Mexico has integrated the HRWS in its constitution, but at the time of our research study in 2017, the commitments had yet to be fully and uniformly articulated at state level. In this legal mapping report, WaterLex analyses the current fulfilment of HRWS in three states (Chiapas, Jalisco and Mexico) showing the differences in interpretation, and highlighting opportunities for reform. Alongside this report is a legal mapping publication for easy reference to the relevant national laws in Spanish, and an overview of the current integration of the human rights to water and sanitation in national law.

The research document, entitled “Access to water and sanitation: Analysis of the Mexican legal framework from a human rights perspective” is dividedin two sections:

  • Part A, which explains the water governance framework in the country, highlighting the roles and responsibilities of the different actors, particularly with respect to drinking water and sanitation services.
  • Part B, which discusses Mexico’s commitments in relation to access to water and sanitation, and, more specifically, the HRWS and their integration in the national legal framework. It addresses the normative content of those rights and how related human rights principles are reflected in the legislation.
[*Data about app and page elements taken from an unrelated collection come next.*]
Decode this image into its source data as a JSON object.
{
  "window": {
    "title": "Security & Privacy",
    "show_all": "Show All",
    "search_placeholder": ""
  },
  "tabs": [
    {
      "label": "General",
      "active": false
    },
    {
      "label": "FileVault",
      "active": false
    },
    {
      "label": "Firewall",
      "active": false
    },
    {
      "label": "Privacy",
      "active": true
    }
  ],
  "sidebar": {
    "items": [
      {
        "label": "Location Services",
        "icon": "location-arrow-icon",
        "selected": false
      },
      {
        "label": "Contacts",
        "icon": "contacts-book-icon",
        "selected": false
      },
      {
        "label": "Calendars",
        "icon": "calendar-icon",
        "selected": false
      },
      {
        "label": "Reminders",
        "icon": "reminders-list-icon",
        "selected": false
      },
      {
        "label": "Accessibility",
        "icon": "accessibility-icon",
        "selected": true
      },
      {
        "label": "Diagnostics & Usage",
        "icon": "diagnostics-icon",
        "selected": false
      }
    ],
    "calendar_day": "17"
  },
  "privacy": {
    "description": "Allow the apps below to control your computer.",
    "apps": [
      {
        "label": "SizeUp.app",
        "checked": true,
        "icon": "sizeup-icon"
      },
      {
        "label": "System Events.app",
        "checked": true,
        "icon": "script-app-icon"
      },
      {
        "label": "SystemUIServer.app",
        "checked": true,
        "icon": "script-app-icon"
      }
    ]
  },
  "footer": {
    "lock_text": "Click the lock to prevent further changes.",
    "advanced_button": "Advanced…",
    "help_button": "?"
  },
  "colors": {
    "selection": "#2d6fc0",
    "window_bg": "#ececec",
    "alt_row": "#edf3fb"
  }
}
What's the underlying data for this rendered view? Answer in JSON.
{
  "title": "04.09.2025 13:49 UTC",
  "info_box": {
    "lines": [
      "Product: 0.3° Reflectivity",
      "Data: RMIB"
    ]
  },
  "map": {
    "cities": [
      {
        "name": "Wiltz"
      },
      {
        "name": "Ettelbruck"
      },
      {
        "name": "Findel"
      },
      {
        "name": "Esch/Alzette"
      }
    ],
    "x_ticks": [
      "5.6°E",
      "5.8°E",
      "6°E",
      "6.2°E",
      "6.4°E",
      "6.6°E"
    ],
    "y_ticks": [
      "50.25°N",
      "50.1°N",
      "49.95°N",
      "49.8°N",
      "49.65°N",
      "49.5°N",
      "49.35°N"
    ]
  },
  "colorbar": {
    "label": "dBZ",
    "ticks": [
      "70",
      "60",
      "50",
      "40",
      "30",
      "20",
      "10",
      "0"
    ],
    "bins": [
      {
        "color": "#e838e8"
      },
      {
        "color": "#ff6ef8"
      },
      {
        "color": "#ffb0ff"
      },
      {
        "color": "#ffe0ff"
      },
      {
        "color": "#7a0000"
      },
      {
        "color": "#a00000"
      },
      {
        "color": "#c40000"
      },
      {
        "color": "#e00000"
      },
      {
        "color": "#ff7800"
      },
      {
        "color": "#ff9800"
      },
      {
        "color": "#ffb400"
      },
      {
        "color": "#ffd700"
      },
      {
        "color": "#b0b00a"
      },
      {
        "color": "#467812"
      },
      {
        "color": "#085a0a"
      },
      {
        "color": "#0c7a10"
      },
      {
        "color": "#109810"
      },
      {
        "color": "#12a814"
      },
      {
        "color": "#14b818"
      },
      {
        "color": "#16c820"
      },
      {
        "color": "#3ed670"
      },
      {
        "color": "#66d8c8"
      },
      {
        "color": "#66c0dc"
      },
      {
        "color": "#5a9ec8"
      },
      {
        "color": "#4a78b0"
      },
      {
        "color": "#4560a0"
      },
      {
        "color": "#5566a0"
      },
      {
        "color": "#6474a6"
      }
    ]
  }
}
The report shows that most of the legal requirements related to the HRWS are included in state legislation rather than the federal legal framework. Consequently, clear differences exist across the three states that have been analysed (Chiapas, Jalisco and Mexico). Reforms of the national water law reflecting the amendment on the right to water in the Constitution could provide a more uniform framework for state-level legislation.This report was presented by WaterLex to the United Nations Special Rapporteur on the human rights to safe drinking water and sanitation and his team, ahead of the Special Rapporteur’s country visit to Mexico. It has also formed the basis for discussions with the state-owned water services provider, CONAGUA.